[Dataset — start]

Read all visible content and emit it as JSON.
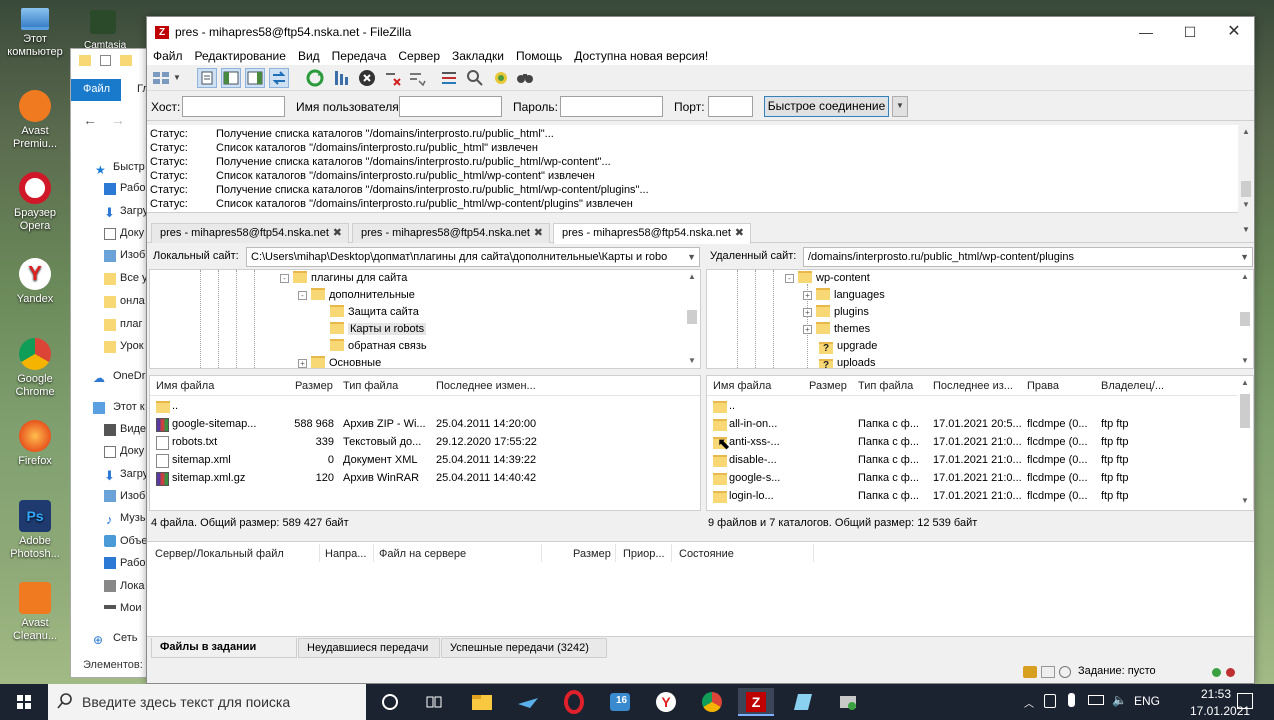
{
  "desktop": {
    "icons": [
      {
        "label": "Этот компьютер",
        "color": "#5aa0e0"
      },
      {
        "label": "Avast Premiu...",
        "color": "#f07a20"
      },
      {
        "label": "Браузер Opera",
        "color": "#d01828"
      },
      {
        "label": "Yandex",
        "color": "#ffffff"
      },
      {
        "label": "Google Chrome",
        "color": "#3aa757"
      },
      {
        "label": "Firefox",
        "color": "#e86a20"
      },
      {
        "label": "Adobe Photosh...",
        "color": "#1f3a6e"
      },
      {
        "label": "Avast Cleanu...",
        "color": "#f07a20"
      }
    ],
    "top_icon_label": "Camtasia"
  },
  "explorer": {
    "file_tab": "Файл",
    "ribbon_partial": "Гл",
    "nav": [
      {
        "label": "Быстр"
      },
      {
        "label": "Рабо"
      },
      {
        "label": "Загру"
      },
      {
        "label": "Доку"
      },
      {
        "label": "Изоб"
      },
      {
        "label": "Все у"
      },
      {
        "label": "онла"
      },
      {
        "label": "плаг"
      },
      {
        "label": "Урок"
      },
      {
        "label": "OneDr"
      },
      {
        "label": "Этот к"
      },
      {
        "label": "Виде"
      },
      {
        "label": "Доку"
      },
      {
        "label": "Загру"
      },
      {
        "label": "Изоб"
      },
      {
        "label": "Музы"
      },
      {
        "label": "Объе"
      },
      {
        "label": "Рабо"
      },
      {
        "label": "Лока"
      },
      {
        "label": "Мои"
      },
      {
        "label": "Сеть"
      }
    ],
    "status": "Элементов:"
  },
  "window": {
    "title": "pres - mihapres58@ftp54.nska.net - FileZilla",
    "app_glyph": "Z"
  },
  "menu": [
    "Файл",
    "Редактирование",
    "Вид",
    "Передача",
    "Сервер",
    "Закладки",
    "Помощь",
    "Доступна новая версия!"
  ],
  "quickconnect": {
    "host_label": "Хост:",
    "user_label": "Имя пользователя:",
    "pass_label": "Пароль:",
    "port_label": "Порт:",
    "host_value": "",
    "user_value": "",
    "pass_value": "",
    "port_value": "",
    "button": "Быстрое соединение"
  },
  "log": [
    {
      "key": "Статус:",
      "msg": "Получение списка каталогов \"/domains/interprosto.ru/public_html\"..."
    },
    {
      "key": "Статус:",
      "msg": "Список каталогов \"/domains/interprosto.ru/public_html\" извлечен"
    },
    {
      "key": "Статус:",
      "msg": "Получение списка каталогов \"/domains/interprosto.ru/public_html/wp-content\"..."
    },
    {
      "key": "Статус:",
      "msg": "Список каталогов \"/domains/interprosto.ru/public_html/wp-content\" извлечен"
    },
    {
      "key": "Статус:",
      "msg": "Получение списка каталогов \"/domains/interprosto.ru/public_html/wp-content/plugins\"..."
    },
    {
      "key": "Статус:",
      "msg": "Список каталогов \"/domains/interprosto.ru/public_html/wp-content/plugins\" извлечен"
    }
  ],
  "tabs": [
    {
      "label": "pres - mihapres58@ftp54.nska.net",
      "active": false
    },
    {
      "label": "pres - mihapres58@ftp54.nska.net",
      "active": false
    },
    {
      "label": "pres - mihapres58@ftp54.nska.net",
      "active": true
    }
  ],
  "local": {
    "label": "Локальный сайт:",
    "path": "C:\\Users\\mihap\\Desktop\\допмат\\плагины для сайта\\дополнительные\\Карты и robo",
    "tree": [
      {
        "label": "плагины для сайта",
        "expander": "-"
      },
      {
        "label": "дополнительные",
        "expander": "-"
      },
      {
        "label": "Защита сайта",
        "expander": ""
      },
      {
        "label": "Карты и robots",
        "expander": "",
        "selected": true
      },
      {
        "label": "обратная связь",
        "expander": ""
      },
      {
        "label": "Основные",
        "expander": "+"
      }
    ],
    "columns": [
      "Имя файла",
      "Размер",
      "Тип файла",
      "Последнее измен..."
    ],
    "files": [
      {
        "name": "..",
        "size": "",
        "type": "",
        "modified": "",
        "icon": "fold"
      },
      {
        "name": "google-sitemap...",
        "size": "588 968",
        "type": "Архив ZIP - Wi...",
        "modified": "25.04.2011 14:20:00",
        "icon": "zip"
      },
      {
        "name": "robots.txt",
        "size": "339",
        "type": "Текстовый до...",
        "modified": "29.12.2020 17:55:22",
        "icon": "doc"
      },
      {
        "name": "sitemap.xml",
        "size": "0",
        "type": "Документ XML",
        "modified": "25.04.2011 14:39:22",
        "icon": "doc"
      },
      {
        "name": "sitemap.xml.gz",
        "size": "120",
        "type": "Архив WinRAR",
        "modified": "25.04.2011 14:40:42",
        "icon": "zip"
      }
    ],
    "status": "4 файла. Общий размер: 589 427 байт"
  },
  "remote": {
    "label": "Удаленный сайт:",
    "path": "/domains/interprosto.ru/public_html/wp-content/plugins",
    "tree": [
      {
        "label": "wp-content",
        "expander": "-"
      },
      {
        "label": "languages",
        "expander": "+"
      },
      {
        "label": "plugins",
        "expander": "+"
      },
      {
        "label": "themes",
        "expander": "+"
      },
      {
        "label": "upgrade",
        "expander": "",
        "q": true
      },
      {
        "label": "uploads",
        "expander": "",
        "q": true
      }
    ],
    "columns": [
      "Имя файла",
      "Размер",
      "Тип файла",
      "Последнее из...",
      "Права",
      "Владелец/..."
    ],
    "files": [
      {
        "name": "..",
        "size": "",
        "type": "",
        "modified": "",
        "perms": "",
        "owner": ""
      },
      {
        "name": "all-in-on...",
        "size": "",
        "type": "Папка с ф...",
        "modified": "17.01.2021 20:5...",
        "perms": "flcdmpe (0...",
        "owner": "ftp ftp"
      },
      {
        "name": "anti-xss-...",
        "size": "",
        "type": "Папка с ф...",
        "modified": "17.01.2021 21:0...",
        "perms": "flcdmpe (0...",
        "owner": "ftp ftp"
      },
      {
        "name": "disable-...",
        "size": "",
        "type": "Папка с ф...",
        "modified": "17.01.2021 21:0...",
        "perms": "flcdmpe (0...",
        "owner": "ftp ftp"
      },
      {
        "name": "google-s...",
        "size": "",
        "type": "Папка с ф...",
        "modified": "17.01.2021 21:0...",
        "perms": "flcdmpe (0...",
        "owner": "ftp ftp"
      },
      {
        "name": "login-lo...",
        "size": "",
        "type": "Папка с ф...",
        "modified": "17.01.2021 21:0...",
        "perms": "flcdmpe (0...",
        "owner": "ftp ftp"
      }
    ],
    "status": "9 файлов и 7 каталогов. Общий размер: 12 539 байт"
  },
  "queue": {
    "columns": [
      "Сервер/Локальный файл",
      "Напра...",
      "Файл на сервере",
      "Размер",
      "Приор...",
      "Состояние"
    ]
  },
  "bottom_tabs": [
    {
      "label": "Файлы в задании",
      "active": true
    },
    {
      "label": "Неудавшиеся передачи",
      "active": false
    },
    {
      "label": "Успешные передачи (3242)",
      "active": false
    }
  ],
  "statusbar": {
    "queue": "Задание: пусто"
  },
  "taskbar": {
    "search_placeholder": "Введите здесь текст для поиска",
    "lang": "ENG",
    "time": "21:53",
    "date": "17.01.2021",
    "app_badge": "16"
  }
}
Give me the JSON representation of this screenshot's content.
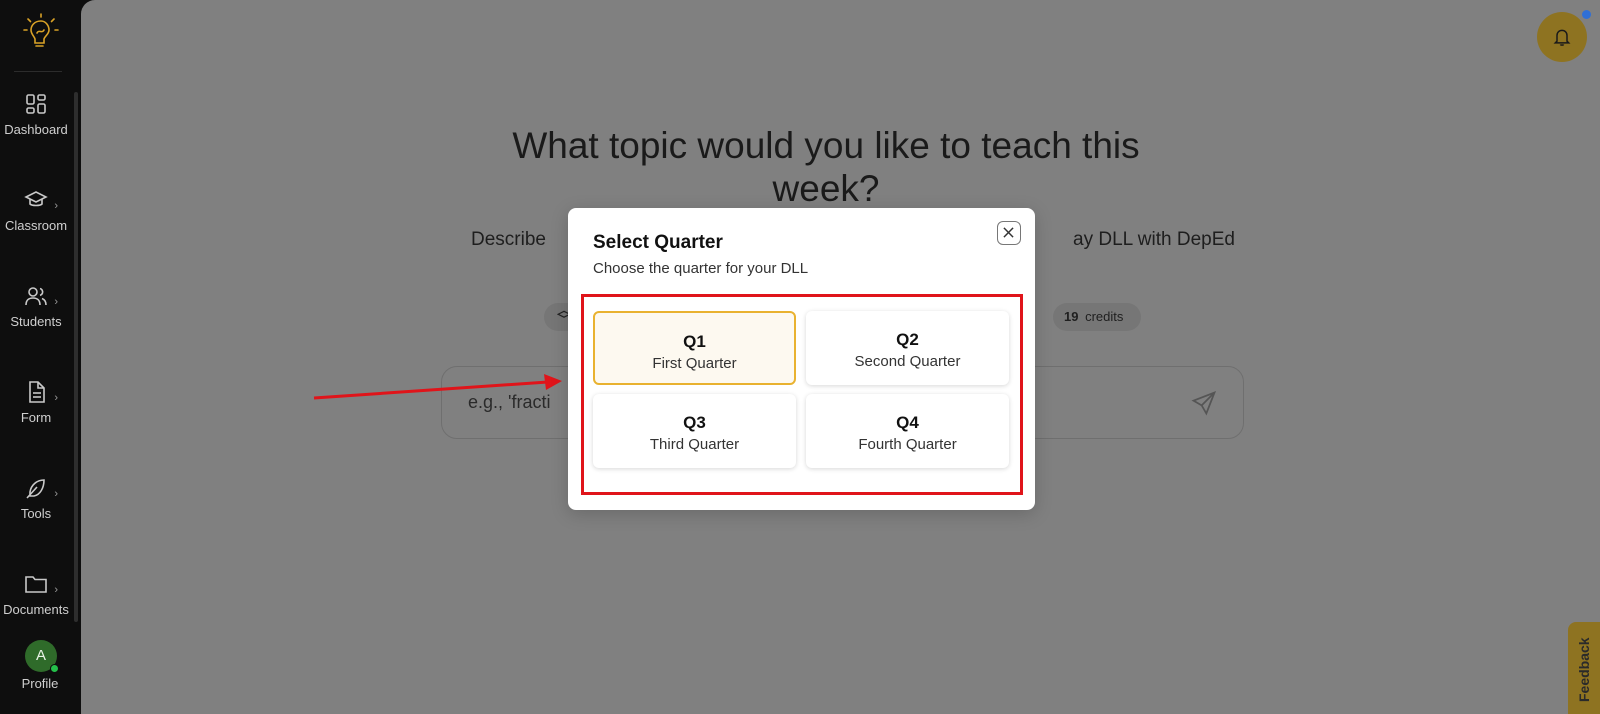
{
  "sidebar": {
    "items": [
      {
        "label": "Dashboard",
        "icon": "dashboard-grid-icon"
      },
      {
        "label": "Classroom",
        "icon": "graduation-cap-icon"
      },
      {
        "label": "Students",
        "icon": "users-icon"
      },
      {
        "label": "Form",
        "icon": "document-icon"
      },
      {
        "label": "Tools",
        "icon": "feather-icon"
      },
      {
        "label": "Documents",
        "icon": "folder-icon"
      }
    ],
    "profile": {
      "initial": "A",
      "label": "Profile"
    }
  },
  "main": {
    "headline": "What topic would you like to teach this week?",
    "subline_start": "Describe",
    "subline_end": "ay DLL with DepEd",
    "credits": {
      "count": "19",
      "label": "credits"
    },
    "prompt_placeholder": "e.g., 'fracti"
  },
  "modal": {
    "title": "Select Quarter",
    "subtitle": "Choose the quarter for your DLL",
    "quarters": [
      {
        "code": "Q1",
        "name": "First Quarter",
        "selected": true
      },
      {
        "code": "Q2",
        "name": "Second Quarter",
        "selected": false
      },
      {
        "code": "Q3",
        "name": "Third Quarter",
        "selected": false
      },
      {
        "code": "Q4",
        "name": "Fourth Quarter",
        "selected": false
      }
    ]
  },
  "feedback_label": "Feedback",
  "colors": {
    "accent_gold": "#e9b230",
    "annotation_red": "#e0141a",
    "sidebar_bg": "#0e0e0e",
    "overlay_bg": "#808080"
  }
}
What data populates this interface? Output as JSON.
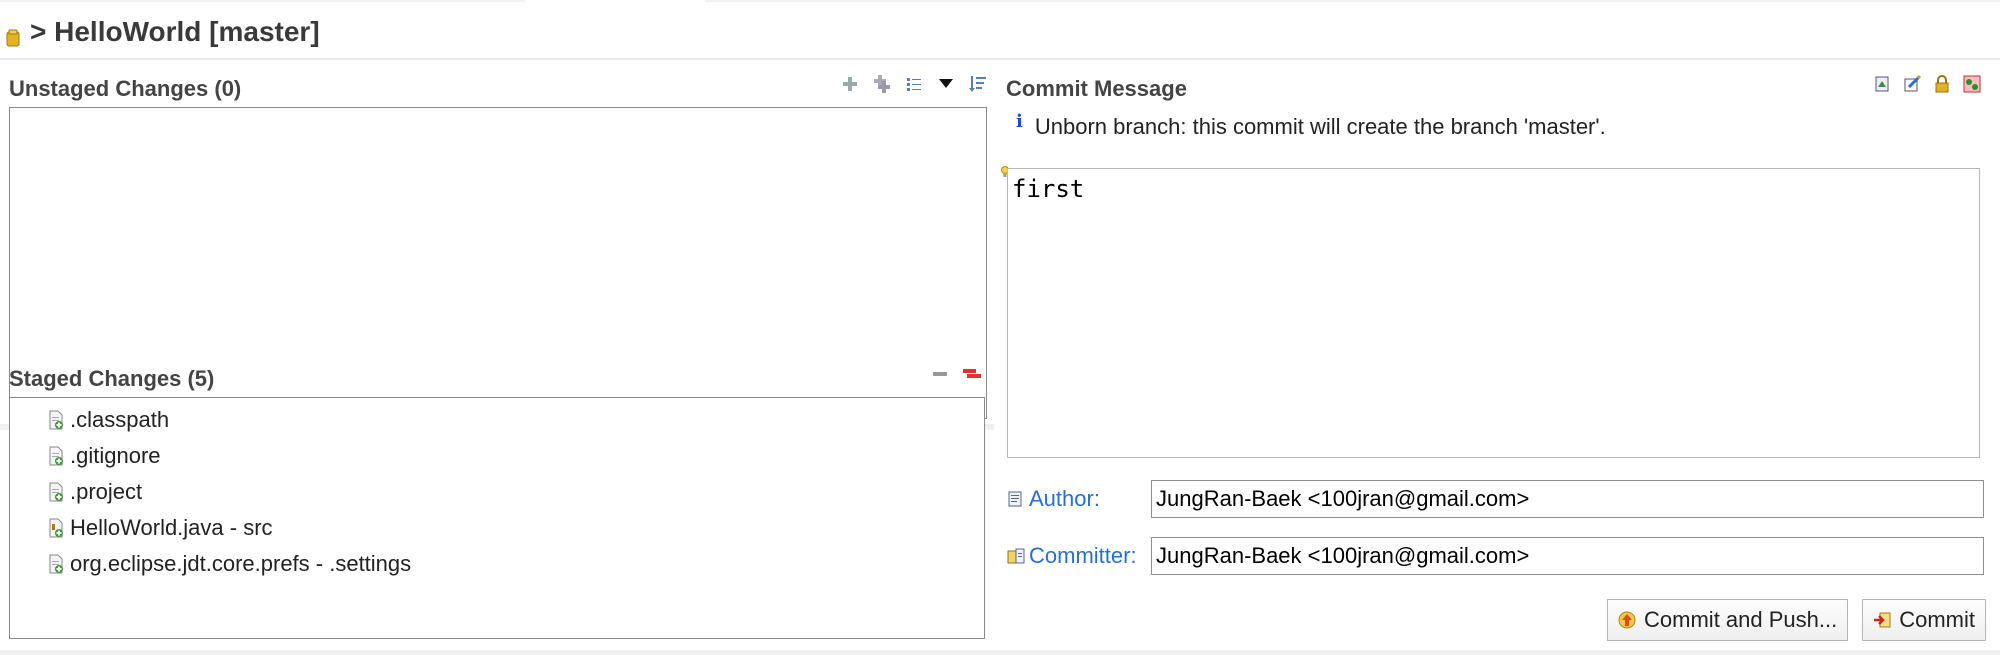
{
  "header": {
    "title": "> HelloWorld [master]",
    "icon": "repository-icon"
  },
  "unstaged": {
    "title": "Unstaged Changes (0)",
    "toolbar": [
      "add-to-index-icon",
      "add-all-to-index-icon",
      "presentation-list-icon",
      "view-menu-icon",
      "sort-icon"
    ]
  },
  "staged": {
    "title": "Staged Changes (5)",
    "toolbar": [
      "unstage-icon",
      "unstage-all-icon"
    ],
    "files": [
      {
        "label": ".classpath",
        "icon": "staged-file-icon"
      },
      {
        "label": ".gitignore",
        "icon": "staged-file-icon"
      },
      {
        "label": ".project",
        "icon": "staged-file-icon"
      },
      {
        "label": "HelloWorld.java - src",
        "icon": "staged-java-file-icon"
      },
      {
        "label": "org.eclipse.jdt.core.prefs - .settings",
        "icon": "staged-file-icon"
      }
    ]
  },
  "commit": {
    "title": "Commit Message",
    "info": "Unborn branch: this commit will create the branch 'master'.",
    "message": "first",
    "toolbar": [
      "amend-icon",
      "signed-off-icon",
      "sign-commit-icon",
      "change-id-icon"
    ],
    "author_label": "Author:",
    "author_value": "JungRan-Baek <100jran@gmail.com>",
    "committer_label": "Committer:",
    "committer_value": "JungRan-Baek <100jran@gmail.com>",
    "commit_push_label": "Commit and Push...",
    "commit_label": "Commit"
  },
  "colors": {
    "link_blue": "#2a6fcf",
    "border": "#8a8a8a",
    "title_text": "#3a3a3a"
  }
}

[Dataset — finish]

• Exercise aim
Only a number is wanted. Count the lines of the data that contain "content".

• Solution to this task
8